Ramezan, M., Skone, T.J., Nsakala, N.Y., Liljedalil, G.N., Gearhart, L.E., Hestennann, R. and Rederstorff, B. 2007. Carbon dioxide capture from existing coal-fired power plants. National Energy Technology Laboratory, DOE/NETL Report, (401/110907).

Rattner, A.S. and Garimella, S. 2011. Energy harvesting, reuse and upgrade to reduce primary energy usage m the USA. Energy 36(10): 6172-6183.

Rau, G.H. 2011. CO, mitigation via capture and chemical conversion in seawater. Environmental Science & Technology 45(3): 1088-1092.

Renforth, P, Jenkins, B.G. and Kruger, T. 2013. Engineering challenges of ocean Inning. Energy 60: 442-452.

Renforth, P. 2019. The negative emission potential of alkaline materials. Nature Communications 10, Article nr 1401.

Rogelj, J., Popp, A., Calvin, K.V., Luderer, G., Emmerling, J., Gemaat, D., Fujimori, S., Strefier, J., Hasegawa, T, Marangom, G. and Krey, V. 2018. Scenarios towards limiting global mean temperature increase below 1.5 °C. Nature Climate Change 8(4): 325-332.

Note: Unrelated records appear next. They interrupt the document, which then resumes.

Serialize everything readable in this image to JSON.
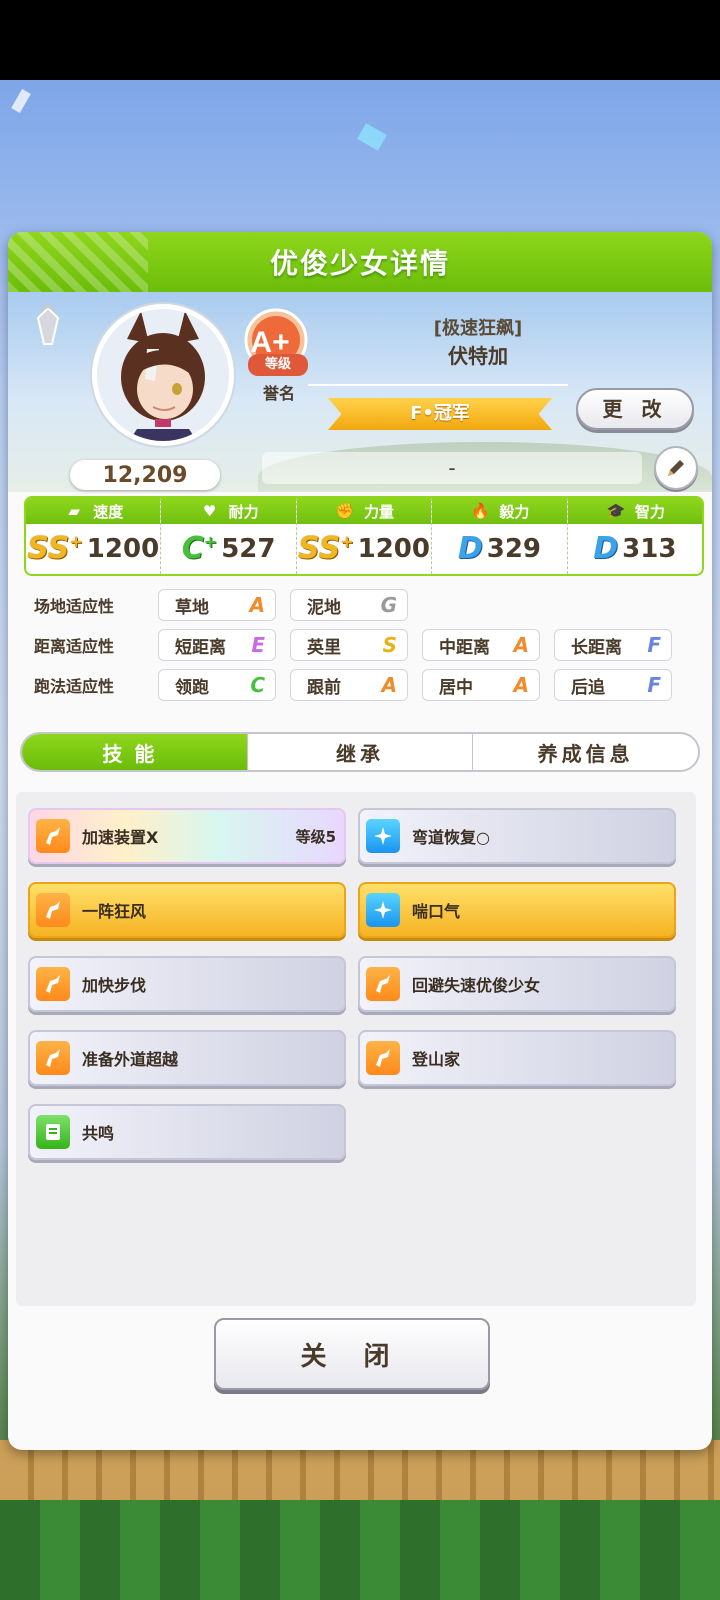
{
  "dialog": {
    "title": "优俊少女详情"
  },
  "profile": {
    "score": "12,209",
    "rank": "A+",
    "rank_sub": "等级",
    "fame_label": "誉名",
    "epithet": "[极速狂飙]",
    "name": "伏特加",
    "title_banner": "F•冠军",
    "change_label": "更 改",
    "memo": "-"
  },
  "stats": [
    {
      "label": "速度",
      "icon": "shoe-icon",
      "grade": "SS",
      "plus": "+",
      "value": "1200"
    },
    {
      "label": "耐力",
      "icon": "heart-icon",
      "grade": "C",
      "plus": "+",
      "value": "527"
    },
    {
      "label": "力量",
      "icon": "muscle-icon",
      "grade": "SS",
      "plus": "+",
      "value": "1200"
    },
    {
      "label": "毅力",
      "icon": "flame-icon",
      "grade": "D",
      "plus": "",
      "value": "329"
    },
    {
      "label": "智力",
      "icon": "graduation-cap-icon",
      "grade": "D",
      "plus": "",
      "value": "313"
    }
  ],
  "aptitudes": {
    "track": {
      "label": "场地适应性",
      "items": [
        {
          "name": "草地",
          "grade": "A"
        },
        {
          "name": "泥地",
          "grade": "G"
        }
      ]
    },
    "distance": {
      "label": "距离适应性",
      "items": [
        {
          "name": "短距离",
          "grade": "E"
        },
        {
          "name": "英里",
          "grade": "S"
        },
        {
          "name": "中距离",
          "grade": "A"
        },
        {
          "name": "长距离",
          "grade": "F"
        }
      ]
    },
    "style": {
      "label": "跑法适应性",
      "items": [
        {
          "name": "领跑",
          "grade": "C"
        },
        {
          "name": "跟前",
          "grade": "A"
        },
        {
          "name": "居中",
          "grade": "A"
        },
        {
          "name": "后追",
          "grade": "F"
        }
      ]
    }
  },
  "tabs": [
    {
      "label": "技能"
    },
    {
      "label": "继承"
    },
    {
      "label": "养成信息"
    }
  ],
  "skills": [
    {
      "name": "加速装置X",
      "level": "等级5",
      "icon": "speed-skill-icon"
    },
    {
      "name": "弯道恢复○",
      "level": "",
      "icon": "recovery-skill-icon"
    },
    {
      "name": "一阵狂风",
      "level": "",
      "icon": "speed-skill-icon"
    },
    {
      "name": "喘口气",
      "level": "",
      "icon": "recovery-skill-icon"
    },
    {
      "name": "加快步伐",
      "level": "",
      "icon": "speed-skill-icon"
    },
    {
      "name": "回避失速优俊少女",
      "level": "",
      "icon": "speed-skill-icon"
    },
    {
      "name": "准备外道超越",
      "level": "",
      "icon": "speed-skill-icon"
    },
    {
      "name": "登山家",
      "level": "",
      "icon": "speed-skill-icon"
    },
    {
      "name": "共鸣",
      "level": "",
      "icon": "passive-skill-icon"
    }
  ],
  "close_label": "关 闭"
}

Royal Society and Royal Academy of Engineering. 2018. Greenhouse Gas Removal ISBN: 978-1-78252-349-9.

Rubin, E.S., Davison, IE and Herzog, H.J. 2015. The cost of CO, capture and storage. International Journal of Greenhouse Gas Control 40: 378^100.

Shi, X., Xiao, H., Lackner, K.S. and Chen, X. 2016. Capture CO, fi'om ambient air using nanoconfined ion hydration. Angewandte Chemie-Intemational Edition 55(12): 4026-4029.

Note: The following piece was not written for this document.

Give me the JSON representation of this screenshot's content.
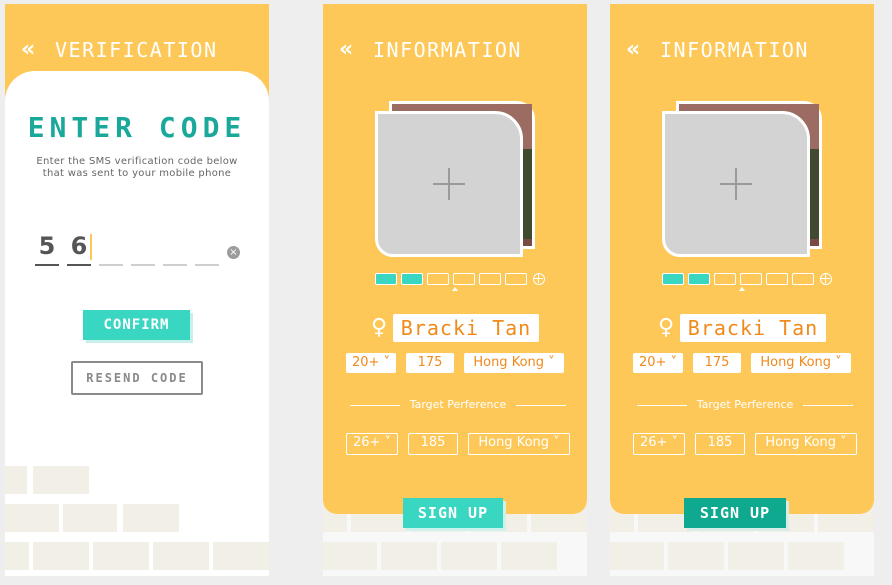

Smith, N., Miller, G., Aandi, I., Gadsden, R. and Davison, J. 2013. Performance and costs of CO, capture at gas fired power plants. Energy Procedia 37: 2443-2452.

Smith, R. 2016. Chemical Process: Design and Integration (2nd edition). John Wiley & Sons.

Socolow, R, Desmond, M., Ames, R., Blackstock, J., Bolland, O., Kaarsberg, T., Lewis, N., Mazzotti, M., Pfeffer, A., Sawyer, K. and Siuola, J. 2011. Direct air capture of CO, with chemicals: A technology assessment for the APS Panel on Public Affairs. American Physical Society.

Strefier, J., Amann, T., Bauer, N., Kriegler, E. and Haitmann, J. 2018. Potential and costs of carbon dioxide removal by enhanced weathering of rocks. Environmental Research Letters 13(3): 034010.

UNEP. 2017. The Emissions Gap Report 2017. United Nations Environment Programme (UNEP), Nairobi.

Williamson, P, Wallace, D.W.,Law, C.S., Boyd, P.W., Collos, Y., Croot, P, Denman, K., Riebesell,U.,Takeda, S. and Vivian, C. 2012. Ocean fertilization for geoengineenng: A review of effectiveness, environmental impacts and emerging governance. Process Safety and Environmental Protection 90(6): 475-488.

<<   CONTENTS   >>

Related topics